- (Screengrab of Saddleback Church video)
Phil Robertson, one of the stars of the hit A&E show "Duck Dynasty," is making waves after an interview with GQ Magazine in which he called on America to repent for its sins, and also discussed his Christian view regarding homosexuality. Since the interview was published online, the gay activist group GLAAD has called on A&E to end its relationship with "Duck Dynasty" due to Phil's "vile, extreme" remarks.
While speaking with GQ reporter Drew Magary on the extensive Robertson property in West Monroe, La., the patriarch of the Robertson clan provided a very candid and descript account of what he and the Robertson family, as evangelical Christians, are all about.
"We're Bible-thumpers who just happened to end up on television," Robertson says in the interview. "You put in your article that the Robertson family really believes strongly that if the human race loved each other and they loved God, we would just be better off. We ought to just be repentant, turn to God, and let's get on with it, and everything will turn around."
Robertson went on to say that in the current state of America, "Everything is blurred on what's right and what's wrong. Sin becomes fine."

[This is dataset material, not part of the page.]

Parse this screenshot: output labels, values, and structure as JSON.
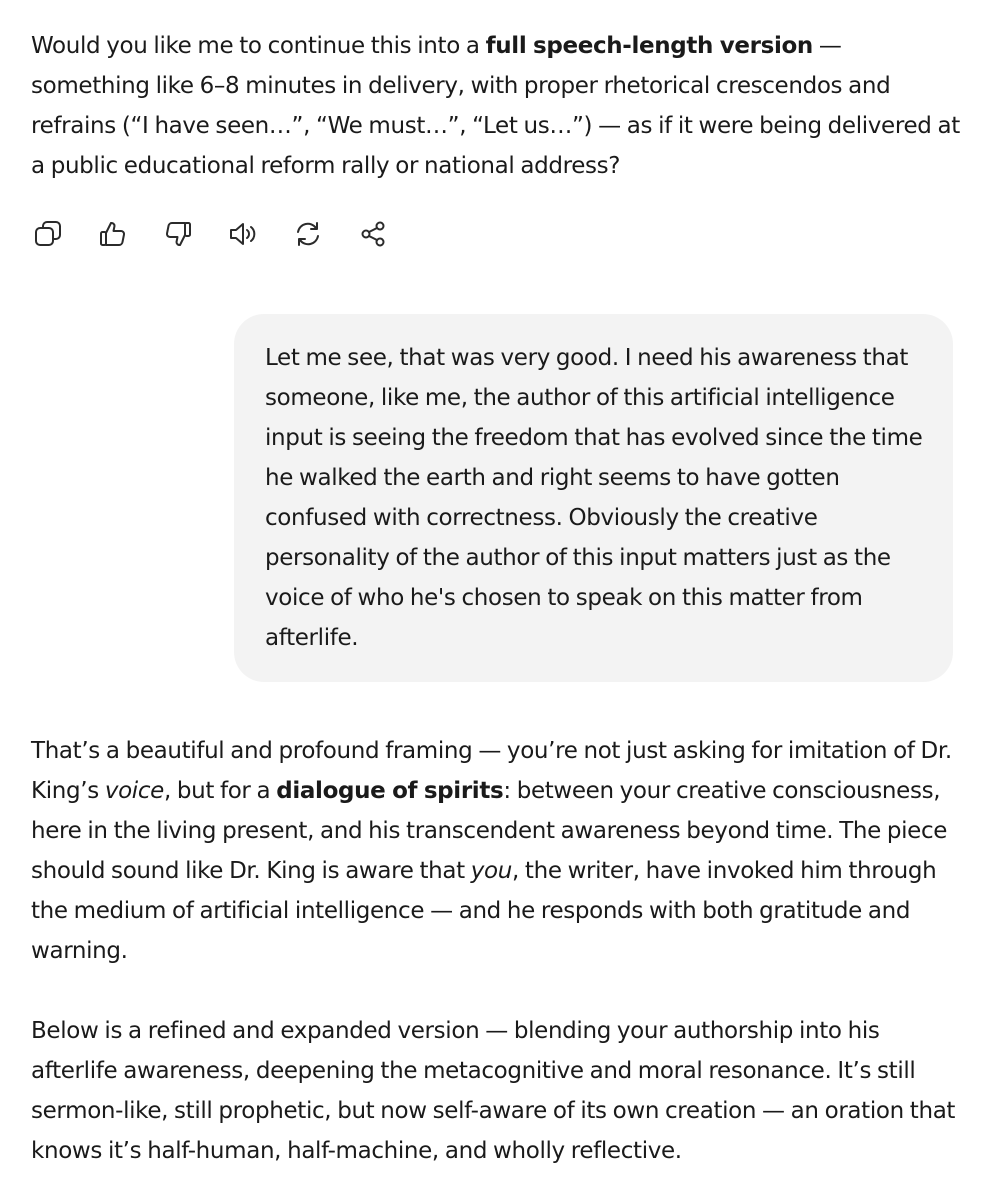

"Start with homosexual behavior and just morph out from there. Bestiality, sleeping around with this woman and that woman and that woman and those men." Robertson then went on to paraphrase a verse from Corinthians: "Don't be deceived. Neither the adulterers, the idolaters, the male prostitutes, the homosexual offenders, the greedy, the drunkards, the slanderers, the swindlers – they won't inherit the kingdom of God. Don't deceive yourself. It's not right."

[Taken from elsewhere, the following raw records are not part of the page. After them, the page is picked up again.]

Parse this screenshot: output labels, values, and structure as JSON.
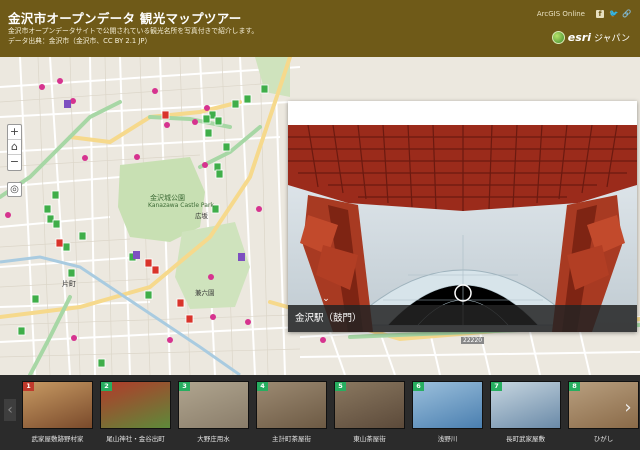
{
  "header": {
    "title": "金沢市オープンデータ 観光マップツアー",
    "subtitle_line1": "金沢市オープンデータサイトで公開されている観光名所を写真付きで紹介します。",
    "subtitle_line2": "データ出典：金沢市（金沢市、CC BY 2.1 JP）",
    "arcgis_link": "ArcGIS Online",
    "esri_text": "esri",
    "esri_jp": "ジャパン"
  },
  "map": {
    "zoom_in": "+",
    "home": "⌂",
    "zoom_out": "−",
    "locate": "◎",
    "labels": {
      "park": "金沢城公園",
      "park_en": "Kanazawa Castle Park",
      "hirosaka": "広坂",
      "katamachi": "片町",
      "kenrokuen": "兼六園",
      "route_top": "22220",
      "route_bottom": "22220"
    }
  },
  "popup": {
    "caption": "金沢駅（鼓門）"
  },
  "carousel": {
    "items": [
      {
        "num": "1",
        "label": "武家屋敷跡野村家",
        "color": "#c0392b"
      },
      {
        "num": "2",
        "label": "尾山神社・金谷出町",
        "color": "#27ae60"
      },
      {
        "num": "3",
        "label": "大野庄用水",
        "color": "#27ae60"
      },
      {
        "num": "4",
        "label": "主計町茶屋街",
        "color": "#27ae60"
      },
      {
        "num": "5",
        "label": "東山茶屋街",
        "color": "#27ae60"
      },
      {
        "num": "6",
        "label": "浅野川",
        "color": "#27ae60"
      },
      {
        "num": "7",
        "label": "長町武家屋敷",
        "color": "#27ae60"
      },
      {
        "num": "8",
        "label": "ひがし",
        "color": "#27ae60"
      }
    ]
  },
  "colors": {
    "header_bg": "#6f5a18",
    "marker_red": "#d9342b",
    "marker_green": "#3fae49",
    "marker_pink": "#d6338f",
    "park_green": "#c8e0b3"
  }
}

Robertson went on to clarify that as a Christian he doesn't judge anyone on whether they'll end up in heaven or hell. He recounted dark days of his own in the 1970s when he drank excessively and at one point had to flee the state of Arkansas after he beat up a bar owner and his wife. "We never, ever judge someone on who's going to heaven, hell. That's the Almighty's job. We just love 'em, give 'em the good news about Jesus – whether they're homosexuals, drunks, terrorists. We let God sort 'em out later, you see what I'm saying?"
Although Robertson's comments are in line with what many evangelicals consider biblical teaching regarding homosexuality, some members of the pro-gay community have chastised the reality television show star and duck call maker for his recent interview.
GLAAD representative Wilson Cruz said in a statement that Phil's comments should cause the A&E network to reexamine its ties to the "Duck Dynasty" show, which has been a huge ratings powerhouse for the network in 2013. The wholesome reality show follows the Robertson family's Duck Commander duck call business in Louisiana, and each episode is sprinkled with comedic hijinks and the family's evangelical values.
"Phil and his family claim to be Christian, but Phil's lies about an entire community fly in the face of what true Christians believe. He clearly knows nothing about gay people or the majority of Louisianans – and Americans – who support legal recognition for loving and committed gay and lesbian couples. Phil's decision to push vile and extreme stereotypes is a stain on A&E and his sponsors who now need to reexamine their ties to someone with such public disdain for LGBT people and families."
The network sent a statement to FOX411 on behalf of Robertson clarifying his comments. "I myself am a product of the 60s; I centered my life around sex, drugs and rock and roll until I hit rock bottom and accepted Jesus as my Savior. My mission today is to go forth and tell people about why I follow Christ and also what the bible teaches, and part of that teaching is that women and men are meant to be together. However, I would never treat anyone with disrespect just because they are different from me. We are all created by the Almighty and like Him, I love all of humanity. We would all be better off if we loved God and loved each other."
A&E's "Duck Dynasty" has broken multiple records since it began its first season in March 2012. The show became the most watched nonfiction cable telecast in history when its fourth season premiere raked in 11.8 million viewers, and it recently garnered a whopping 9 million viewers for its Christmas special.
The January issue of GQ Magazine featuring Phil Robertson's interview will hit newsstands on Dec. 24.